By Tony Collins
Cut the Cards – making SAP work. Liam Donnelly.
Excellent case study-based book with so many lessons on why projects go wrong that its pages are littered with my highlighted paragraphs where I’ve scribbled the words “good” and “key” in the margins. Some of the lessons are obvious with the benefit of hindsight – but they were not obvious to those running the projects at the time.
“The fact that SAP allows so many variants is a tribute to its flexible specification; if you have enough time and money you can make a package like SAP do almost anything. But the fact that you can be liberal with someone else’s money and enshrine permanently bad practice in your design study does not of course mean that you must, or should.”
“… Any belief that partners have some sort of moral responsibility to keep the project aligned with some with some unstated natural order is misguided. The partner’s obligation is to deliver a solution in accordance with the client’s stipulation… if that specification is incorrect or flawed, then it is the client’s problem.”
“… Given that the objective was to create a single national solution for HR management, it seems self-evident that processes should have been aligned and made uniform. Such activity is nothing specifically to do with implementing software packages; it goes to the heart of managing any organisation effectively.
“What that takes is consultation and some decision-making, typically involving process owners holding workshops to identify some desirable high-level objectives openly and honestly, and then comparing these design criteria with the functionality supplied as standard with a package, and reporting the outcome to stakeholders. It can be argued that determination of high-level functional imperatives like these should have concluded and been communicated even before the software vendor selection process took place.”
The Challenger Launch Decision – risky technology, culture and deviance at NASA. Diane Vaughan.

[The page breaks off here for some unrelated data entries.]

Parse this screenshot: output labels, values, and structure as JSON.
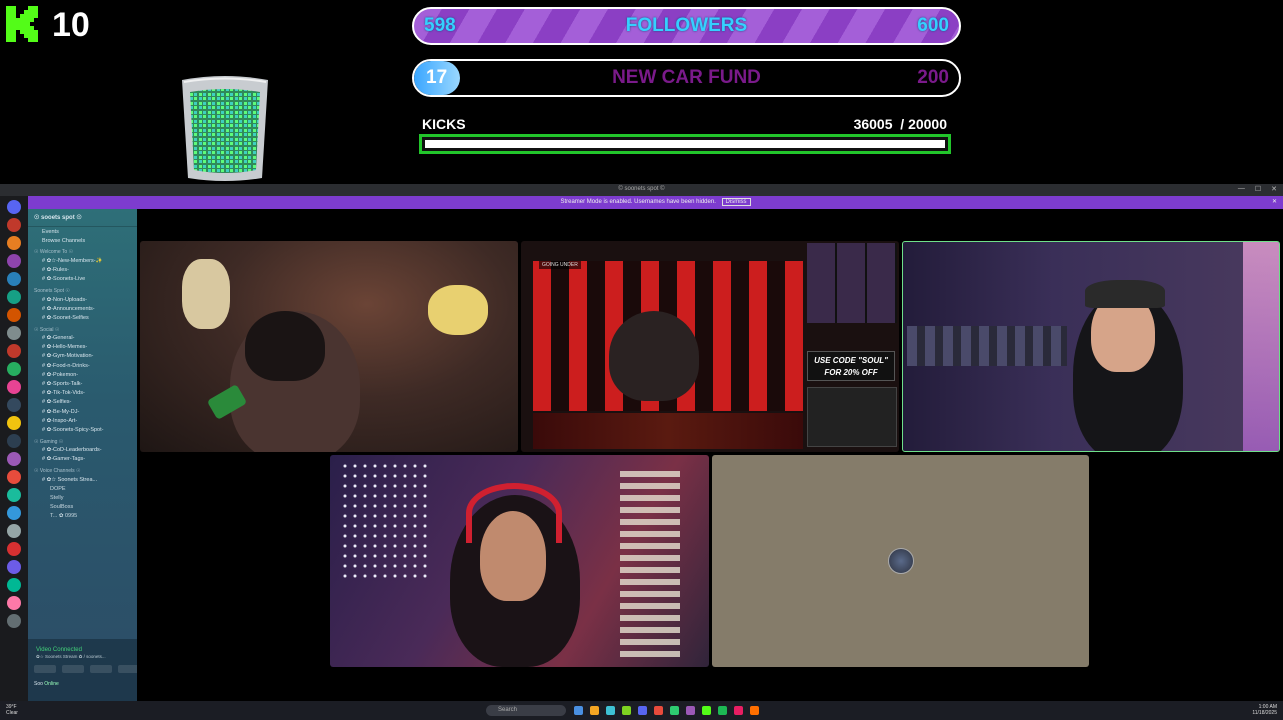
{
  "overlay": {
    "kick_count": "10",
    "followers_goal": {
      "current": "598",
      "title": "FOLLOWERS",
      "target": "600",
      "progress": 0.997
    },
    "car_fund_goal": {
      "current": "17",
      "title": "NEW CAR FUND",
      "target": "200",
      "progress": 0.085
    },
    "kicks": {
      "label": "KICKS",
      "current": "36005",
      "separator": "  / ",
      "target": "20000",
      "progress": 1.0
    }
  },
  "discord": {
    "window_title": "© soonets spot ©",
    "banner_text": "Streamer Mode is enabled. Usernames have been hidden.",
    "banner_dismiss": "Dismiss",
    "server_name": "☉ sooets spot ☉",
    "top_items": [
      "Events",
      "Browse Channels"
    ],
    "categories": [
      {
        "name": "☉ Welcome To ☉",
        "channels": [
          "✿☆-New-Members-✨",
          "✿-Rules-",
          "✿-Soonets-Live"
        ]
      },
      {
        "name": "Soonets Spot ☉",
        "channels": [
          "✿-Non-Uploads-",
          "✿-Announcements-",
          "✿-Soonet-Selfies"
        ]
      },
      {
        "name": "☉ Social ☉",
        "channels": [
          "✿-General-",
          "✿-Hello-Memes-",
          "✿-Gym-Motivation-",
          "✿-Food-n-Drinks-",
          "✿-Pokemon-",
          "✿-Sports-Talk-",
          "✿-Tik-Tok-Vids-",
          "✿-Selfies-",
          "✿-Be-My-DJ-",
          "✿-Inspo-Art-",
          "✿-Soonets-Spicy-Spot-"
        ]
      },
      {
        "name": "☉ Gaming ☉",
        "channels": [
          "✿-CoD-Leaderboards-",
          "✿-Gamer-Tags-"
        ]
      },
      {
        "name": "☉ Voice Channels ☉",
        "channels": [
          "✿☆ Soonets Strea..."
        ]
      }
    ],
    "voice_users": [
      "DOPE",
      "Stelly",
      "SoulBoss",
      "T... ✿ 0995"
    ],
    "vc_status": "Video Connected",
    "vc_sub": "✿☆ Soonets Stream ✿ / soonets...",
    "user_name": "Soo",
    "user_status": "Online"
  },
  "stage": {
    "cam2_label": "GOING UNDER",
    "promo_code_text": "USE CODE \"SOUL\" FOR 20% OFF"
  },
  "taskbar": {
    "weather_temp": "39°F",
    "weather_desc": "Clear",
    "search_placeholder": "Search",
    "time": "1:00 AM",
    "date": "11/18/2025"
  },
  "colors": {
    "kick_green": "#53fc18",
    "followers_purple": "#9b4fd4",
    "followers_text": "#35d0ff",
    "car_fund_text": "#7a1a8a",
    "kicks_border": "#22c52b",
    "discord_banner": "#7d3ccf",
    "vc_green": "#43d17a"
  }
}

It’s 500 pages but stuffed with evidence of how a big organisation [NASA] can seem to do everything right and yet not always make the right decisions when it’s crucial to get it right. NASA learned some of the lessons from the Challenger disaster – but soon went back to its old culture. Then came the Columbia disaster.
The loss of Challenger is probably the most investigated and documented disaster story ever – and yet its cause and the events leading up to it are still argued over.
“No rules were violated; there was no intent to do harm. Yet harm was done. Astronauts died… It is a story that illustrates how disastrous consequences can emerge from the banality of organisational life.”
“… the responsible organisations proceeded as if nothing was wrong in the face of evidence that something was wrong.”
Conundrum – Why every government gets things wrong and what we can do about it. Richard Bacon and Christopher Hope.
Full of good third-party quotes and examples of project disasters, Conundrum gives an entertaining insight into what government doesn’t do well and why. It has a remarkably detailed chapter on the National Programme for IT in the NHS.
“It was an eloquent comment on the seriousness of the problems facing the programme that a firm such as Accenture, which undertook so much government work, and thus potentially faced such a risk of reputational damage by leaving the programme, had nonetheless walked away.”